**What this task involves**: Tell me how many lines of the entries below include the string "Förlag", and give only the number.

**Provided entries**:

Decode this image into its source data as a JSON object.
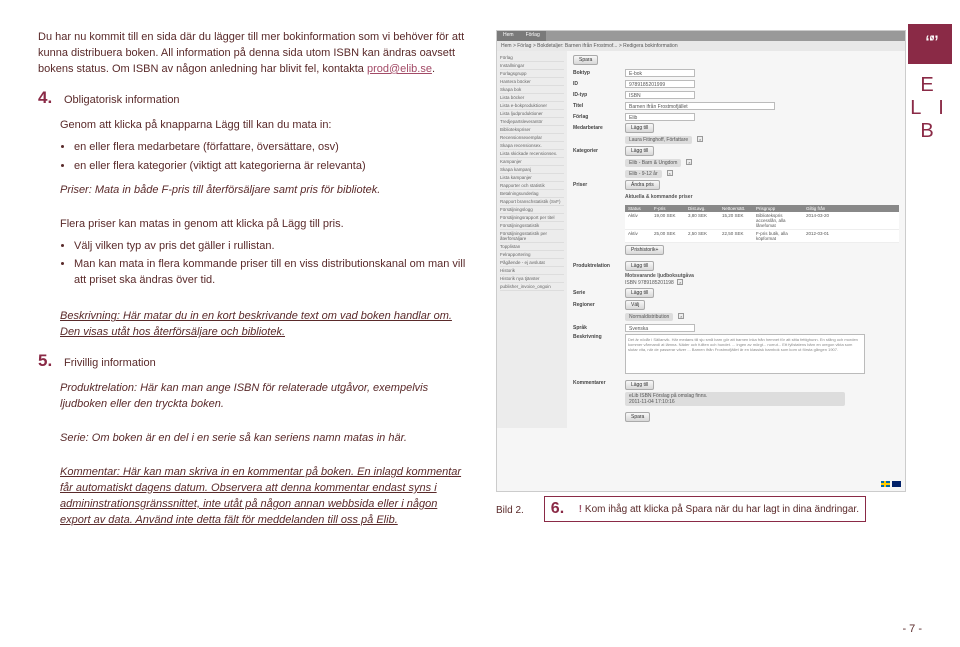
{
  "logo": {
    "quotes": "“ ”",
    "name": "E L I B"
  },
  "intro": {
    "p1": "Du har nu kommit till en sida där du lägger till mer bokinformation som vi behöver för att kunna distribuera boken. All information på denna sida utom ISBN kan ändras oavsett bokens status. Om ISBN av någon anledning har blivit fel, kontakta ",
    "link": "prod@elib.se",
    "p1end": "."
  },
  "sec4": {
    "num": "4.",
    "title": "Obligatorisk information",
    "lead": "Genom att klicka på knapparna Lägg till kan du mata in:",
    "b1": "en eller flera medarbetare (författare, översättare, osv)",
    "b2": "en eller flera kategorier (viktigt att kategorierna är relevanta)",
    "priser_lead": "Priser: Mata in både F-pris till återförsäljare samt pris för bibliotek.",
    "p_flera": "Flera priser kan matas in genom att klicka på Lägg till pris.",
    "bp1": "Välj vilken typ av pris det gäller i rullistan.",
    "bp2": "Man kan mata in flera kommande priser till en viss distributionskanal om man vill att priset ska ändras över tid.",
    "beskr": "Beskrivning: Här matar du in en kort beskrivande text om vad boken handlar om. Den visas utåt hos återförsäljare och bibliotek."
  },
  "sec5": {
    "num": "5.",
    "title": "Frivillig information",
    "pr": "Produktrelation: Här kan man ange ISBN för relaterade utgåvor, exempelvis ljudboken eller den tryckta boken.",
    "serie": "Serie: Om boken är en del i en serie så kan seriens namn matas in här.",
    "komm": "Kommentar: Här kan man skriva in en kommentar på boken. En inlagd kommentar får automatiskt dagens datum. Observera att denna kommentar endast syns i admininstrationsgränssnittet, inte utåt på någon annan webbsida eller i någon export av data. Använd inte detta fält för meddelanden till oss på Elib."
  },
  "screenshot": {
    "tab1": "Hem",
    "tab2": "Förlag",
    "crumb": "Hem > Förlag > Bokdetaljer: Barnen ifrån Frostmof... > Redigera bokinformation",
    "sidebar": [
      "Förlag",
      "Installningar",
      "Forlagsgrupp",
      "Hantera böcker",
      "Skapa bok",
      "Lista böcker",
      "Lista e-bokproduktioner",
      "Lista ljudproduktioner",
      "Tredjepartsleverantör",
      "Bibliotekspriser",
      "Recensionsexemplar",
      "Skapa recensionsex.",
      "Lista skickade recensionsex.",
      "Kampanjer",
      "Skapa kampanj",
      "Lista kampanjer",
      "Rapporter och statistik",
      "Betalningsunderlag",
      "Rapport branschstatistik (SvF)",
      "Försäljningslogg",
      "Försäljningsrapport per titel",
      "Försäljningsstatistik",
      "Försäljningsstatistik per återförsäljare",
      "Topplistan",
      "Felrapportering",
      "Pågående - ej avslutat",
      "Historik",
      "Historik nya tjänster",
      "publisher_invoice_ongoin"
    ],
    "save": "Spara",
    "labels": {
      "boktyp": "Boktyp",
      "id": "ID",
      "idtyp": "ID-typ",
      "titel": "Titel",
      "forlag": "Förlag",
      "medarbetare": "Medarbetare",
      "kategorier": "Kategorier",
      "priser": "Priser",
      "produktrelation": "Produktrelation",
      "serie": "Serie",
      "regioner": "Regioner",
      "sprak": "Språk",
      "beskrivning": "Beskrivning",
      "kommentarer": "Kommentarer"
    },
    "boktyp_val": "E-bok",
    "id_val": "9789185201999",
    "idtyp_val": "ISBN",
    "titel_val": "Barnen ifrån Frostmofjället",
    "forlag_val": "Elib",
    "laggtill": "Lägg till",
    "medarbetare_pill": "Laura Fitinghoff, Författare",
    "kat1": "Elib - Barn & Ungdom",
    "kat2": "Elib - 9-12 år",
    "andra_pris": "Ändra pris",
    "aktuella": "Aktuella & kommande priser",
    "th": [
      "Status",
      "F-pris",
      "Dist.avg.",
      "Nettoersätt.",
      "Prisgrupp",
      "Giltig från"
    ],
    "tr1": [
      "Aktiv",
      "19,00 SEK",
      "3,80 SEK",
      "15,20 SEK",
      "Bibliotekspris accesslån, alla lånefomat",
      "2014-03-20"
    ],
    "tr2": [
      "Aktiv",
      "25,00 SEK",
      "2,50 SEK",
      "22,50 SEK",
      "F-pris butik, alla köpformat",
      "2012-03-01"
    ],
    "prishistorik": "Prishistorik+",
    "motsv": "Motsvarande ljudboksutgåva",
    "motsv_isbn": "ISBN 9789185201198",
    "valj": "Välj",
    "region_val": "Normaldistribution",
    "sprak_val": "Svenska",
    "beskr_text": "Det är nödår i Sällanvik. Här medans till sju små barn gör att barnen inka från hemnet för att sitta fettighunn. En stång och morden kommer vårmandi at lämna. Näder och fullten och hundet. ... ingen av mörgt... norrut... Ett fyllstatens bärn en oregon vikta som slutar vita, när de passerar väver ... Barnen ifrån Frostmofjället är en klassisk barnbok som kom ut första gången 1907.",
    "komm_1": "eLib ISBN Förslag på omslag finns.",
    "komm_date": "2011-11-04 17:10:16"
  },
  "bild2": "Bild 2.",
  "sec6": {
    "num": "6.",
    "excl": "!",
    "text": "Kom ihåg att klicka på Spara när du har lagt in dina ändringar."
  },
  "page_num": "- 7 -"
}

**Answer to the problem**: 4